Ali, one Basiji from Ahvaz who I interviewed a number of times and came to know closely over four years, highlights this chasm between the official and unofficial narratives of the war. In the beginning of our encounters, Ali spoke to me very formulaically about his experiences at the warfront. With time, Ali, much like the other war veterans I came to know throughout the years, let go of the official war rhetoric and opened up, offering his own narrative of his experiences.
After we knew each other for three years, Ali began to speak openly with me about his doubts on what the war actually accomplished, about his mistreatment by the government’s Martyrs Foundation, and about his fears during the war itself. These conversations with Ali, and the countless other veterans, reveal the broader sense of when personal narratives about the war are allowed to be expressed and when they are intentionally silenced. The war veterans consciously distinguish between the “official version” and the “real version” of the war. Their responses to state television crews, foreign journalists, and international delegates about the war are formulaic and nearly identical, whereby the discussions amongst themselves and those they trust take on a different register.
As such, in the past decade, there have been renewed efforts by veterans to challenge the official narrative of the war. Veterans have come together to create the Tehran Peace Museum, to make and distribute underground films that critique the state’s care of injured veterans, and to produce new media and books that challenge dominant state narratives.
Archives such as the Ajam Digital Archive, which have the potential to forefront the personal stories of Basijis and soldiers, who sent photos and letters back to their loved ones from the warfront, are also a step in that direction.
 The Anglo-Persian Oil Company (later British Petroleum, BP), completed the Abadan refinery in 1912, one of the world’s largest oil refineries, and kept control over it until the Iranian Prime Minister, Mohammad Mossadeq, nationalized the oil industry in 1951. The Americans and British regained control of the oil industry in the country after an orchestrated coup d’etat in 1953 that reinstated the Shah and turned him into the United State’s biggest ally in the Middle East (Abrahamian 2015). By the time of the revolution, Abadan was a cosmopolitan and international city, and the hub of the National Iranian Oil Company.

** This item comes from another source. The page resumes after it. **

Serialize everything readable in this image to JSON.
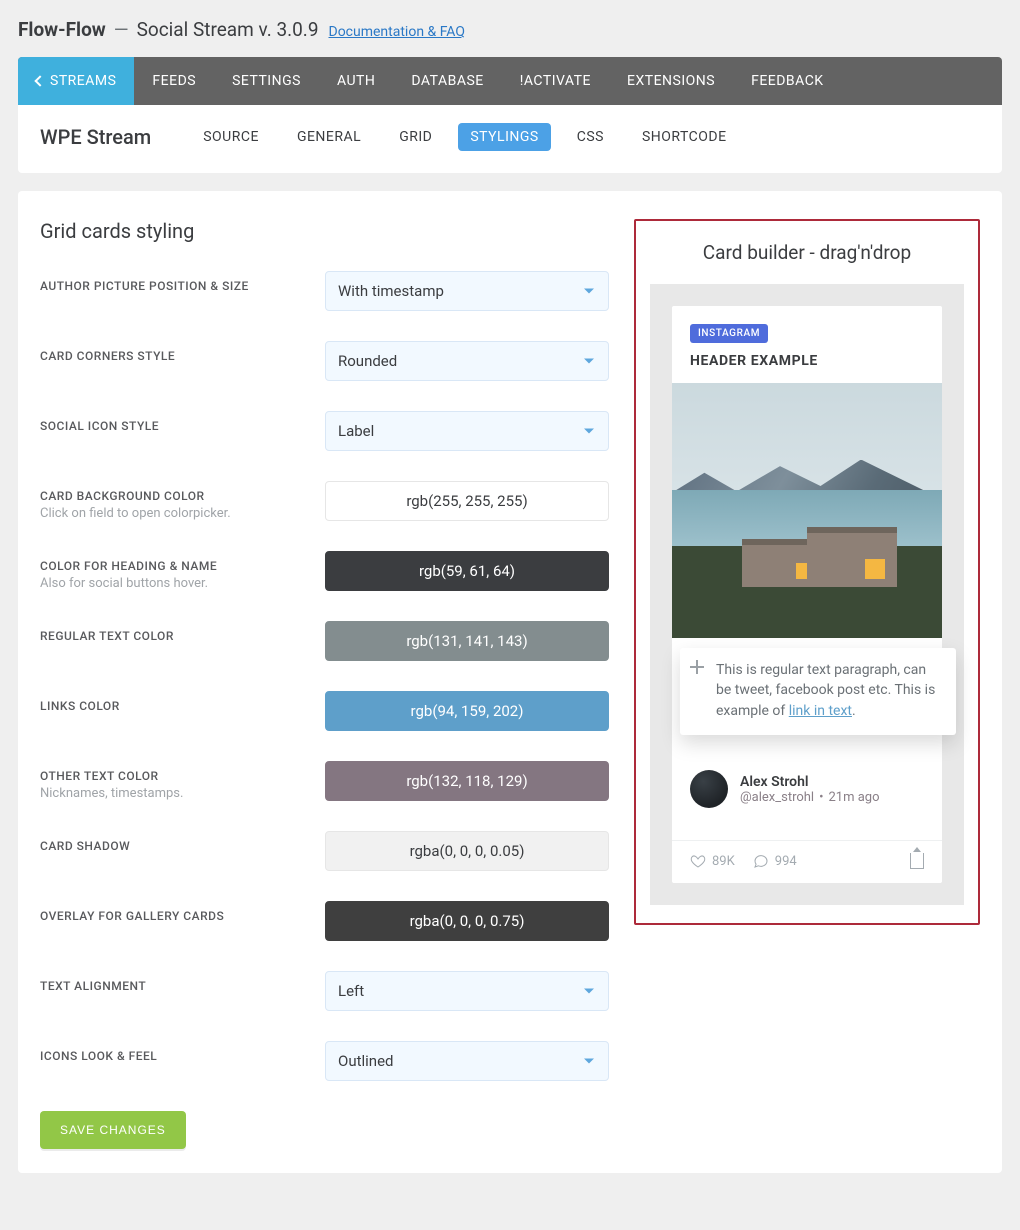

 Although there were groups formalized following the 1979 Revolution that were antecedents to the Basij, this group became formally institutionalized in the service of the war.